| A Beautiful, but Windy Day on Horseshoe Mountain
After completing the Fletcher Mountain to Drift Peak traverse this past Saturday (8/8/09) from Blue Lake, I had hoped to post a trip report and photos from the climb on 14ers.com. However, as I began the process of preparing my trip report, I ran into a slight problem...
The flash card I had used in my camera that day was corrupt, making the pictures irretrievable. Not wanting to post a report without photos, I decided instead to do a write up on my recent climb of Horseshoe Mountain (13,898 feet) from the infrequently used Gold Basin Trail off of Weston Pass.
This trailhead is located approximately 7.5 miles up the west side of the Weston Pass 4WD road (Lake County 7) that runs between Leadville and Fairplay. The route begins by passing under large power lines 3 times as it climbs northwest for 1.1 miles, into the large grassy basin below Horseshoe Mountain on an old 4WD road.
Pullout parking area just past the 4WD road trailhead.
The start of the trail into Gold Basin.
Horseshoe Mountain comes into view. Notice the light dusting of snow…
Passing a large cabin.
Looking southeast towards Weston Pass.
After hiking up the road for a little over a mile, we came to the top of a high point. From here we could clearly see the upper portion of the route. After this the route descends towards a broad saddle below the Horseshoe Mountain ridge.
On the descent towards the saddle, you have to hike northwest for a ways to get around the fenced private property, after which it is a matter of finding an old set of vehicle tracks that will lead you through the trees and up the rounded slope below Horseshoe's summit. It was here that the wind began to begin picking up ever so slightly, and then began blowing harder and harder as we reached the summit…
Descending towards the saddle.
A view of the upper portion of the route. The trail ascends the grassy rounded slope (left) before reaching the talus slope near the snowfields (center).
The vehicle tracks that lead through the woods toward tree line.
Elk grazing in a meadow below.
Looking back towards the trailhead from above tree line.
Upper Gold Basin to the northwest. It's just so green and grassy! Wait we're in Colorado, not the Swiss Alps right?
The summit of Horseshoe Mountain from approximately 13,000 feet. This road is relentless.
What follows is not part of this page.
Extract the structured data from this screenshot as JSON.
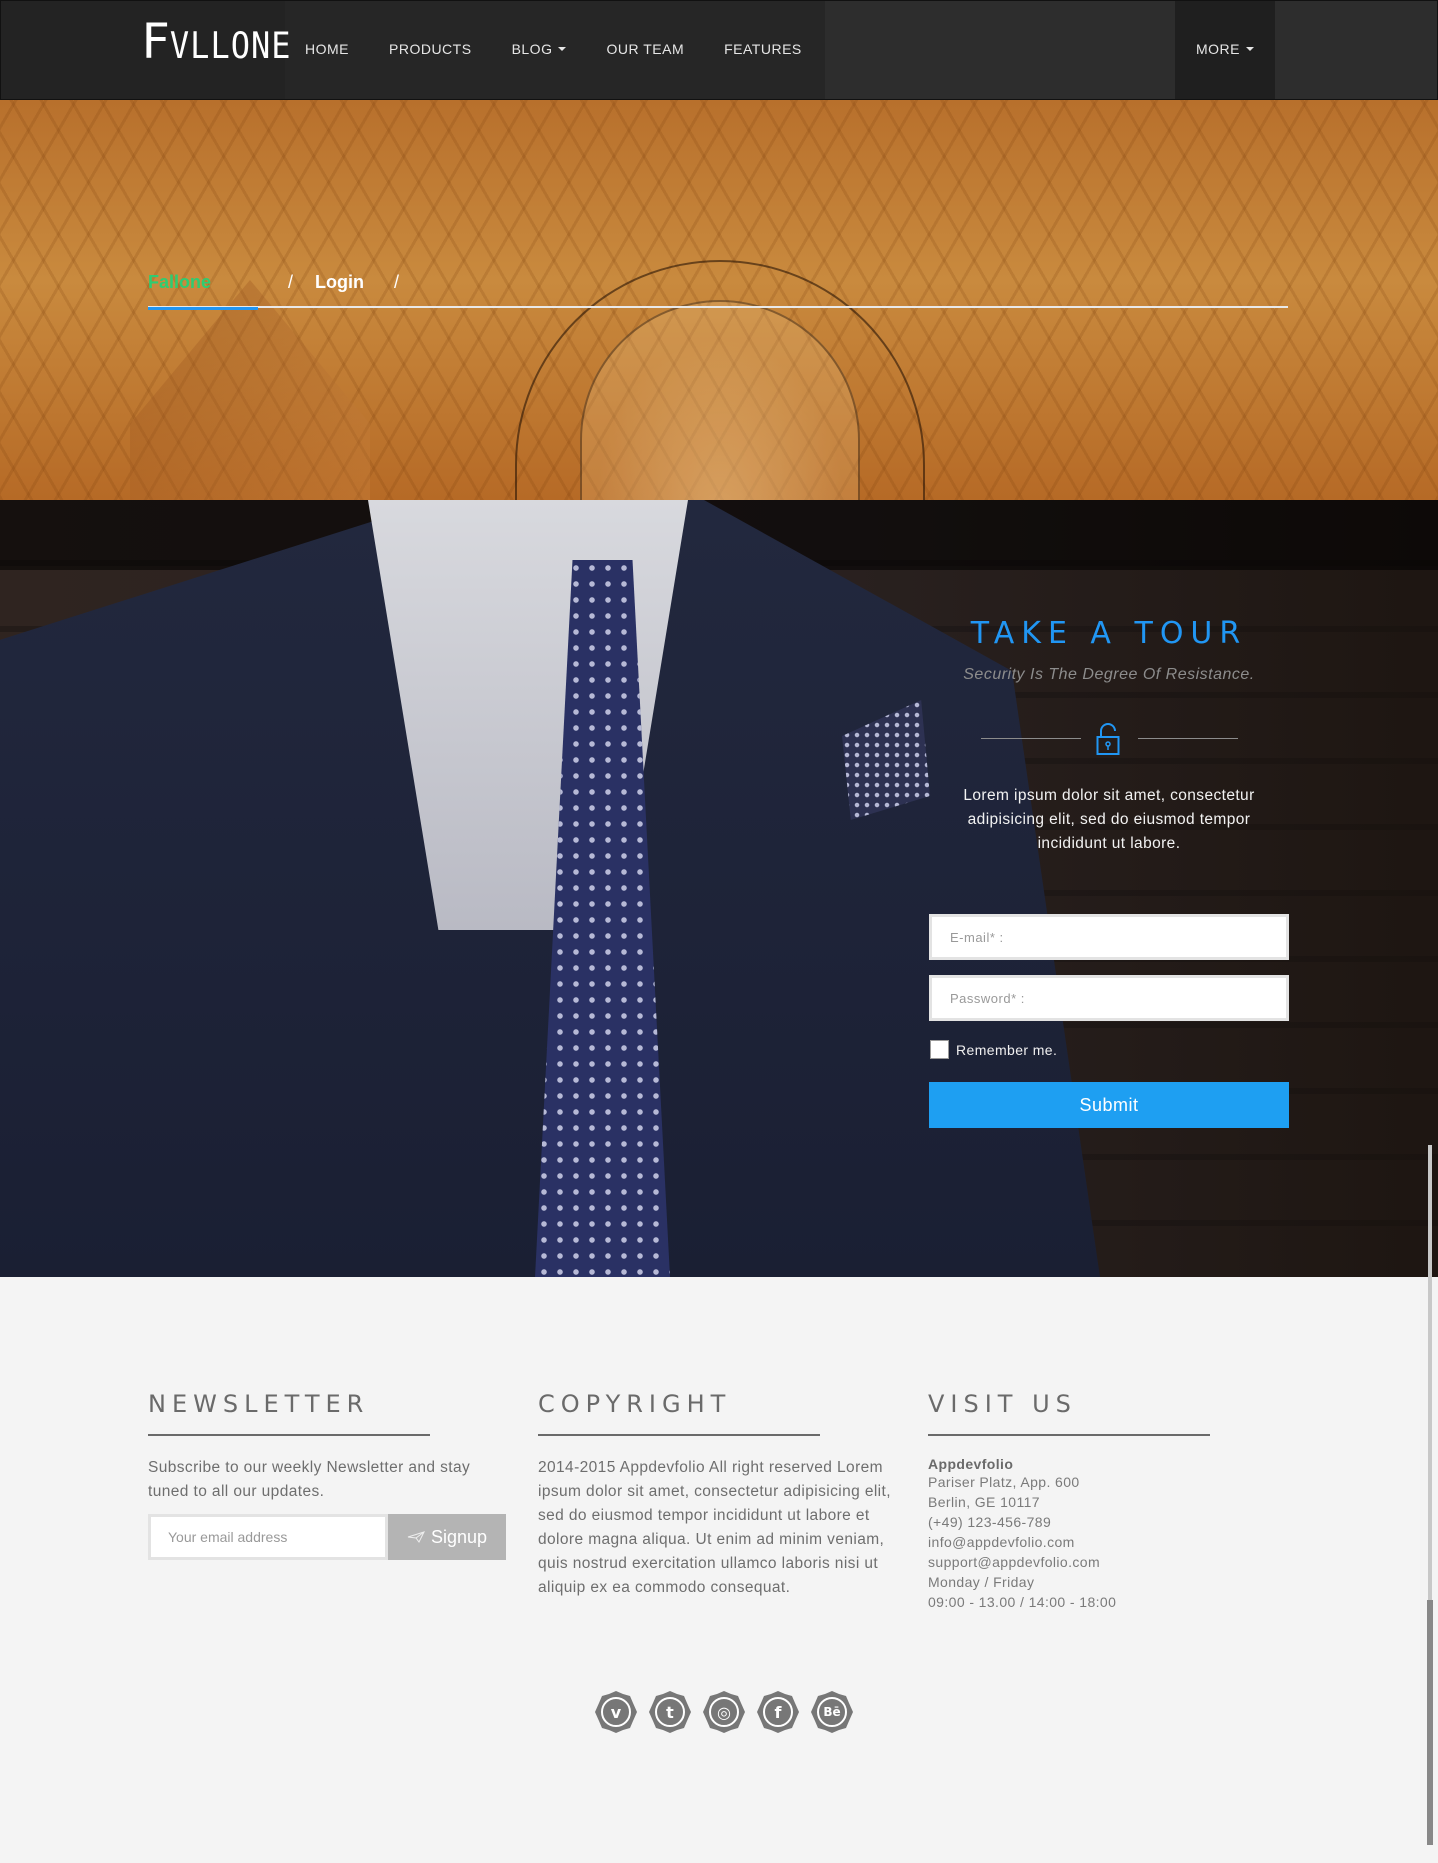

Looking southwest. Left to right: Huron, Mount Hope, LaPlata, the French Group (Casco, French Benchmark, Frasco, Lackawanna), and Mount Elbert.
The view southeast. The Belford group is prominent in the foreground, while Harvard, Columbia, and Yale can just be seen on the horizon (far left).
At around 13,000 feet the vehicle tracks disappeared, and the slope began to steepen. The grass that we'd been hiking on was soon replaced with Class 2 talus that we would stay on until we reached the summit plateau just south of Horseshoe's highest point. Once on the ridge we came to an abandoned mining building that we used as wind shelter to eat some lunch, before hiking about 500 feet northwest to the summit.
Reaching the start of the talus about 13,400 feet.
What? Snow on the 1st of August? Only in Colorado!
What looked like small cliff bands from below actually turned out to be a thin line of huge boulders that we were able to easily bypass on the right.
Making the traverse across the steepening talus slope.
The final bit of the trail leading to the flat and windy ridge.
Looking north from the summit ridge towards the Four Mile Creek drainage. Sheridan, Dyer Mountain, Sherman and Gemini Peak are in the distance (left to right).
After standing on the summit in gale force winds, for about 30 seconds (just long enough to snap a couple photos), we turned and quickly began to descend the ridge and talus slope below, zigzagging our way down. By the time we reached the lower grass slopes, the wind had died down and we had an enjoyable hike out the rest of way.
My climbing partner (aka Dad) braces himself against the wind as he poses on Horseshoe's summit.
Flowers sticking through the summit rocks.
"Against the wind… Running against the wind…"
Mount Elbert beckons from behind the ridge.
The end of the trail.
Conclusion – While you don't get the sweeping views of Horseshoe's namesake circ from this side of the mountain, Gold Basin's grassy wildflower strewn slopes are equally as stunning. Also the peaceful serenity and views of the Sawatch Range make this one of the most overlooked approaches to a Centennial 13er. Even the wind couldn't put a damper on this great climb.
Please Note - While it is somewhat difficult to determine where the Forest Service boundary begins, hikers should careful to avoid crossing the private property in Gold Basin en route to Horseshoe's southwestern slopes.
Thumbnails for uploaded photos (click to open slideshow):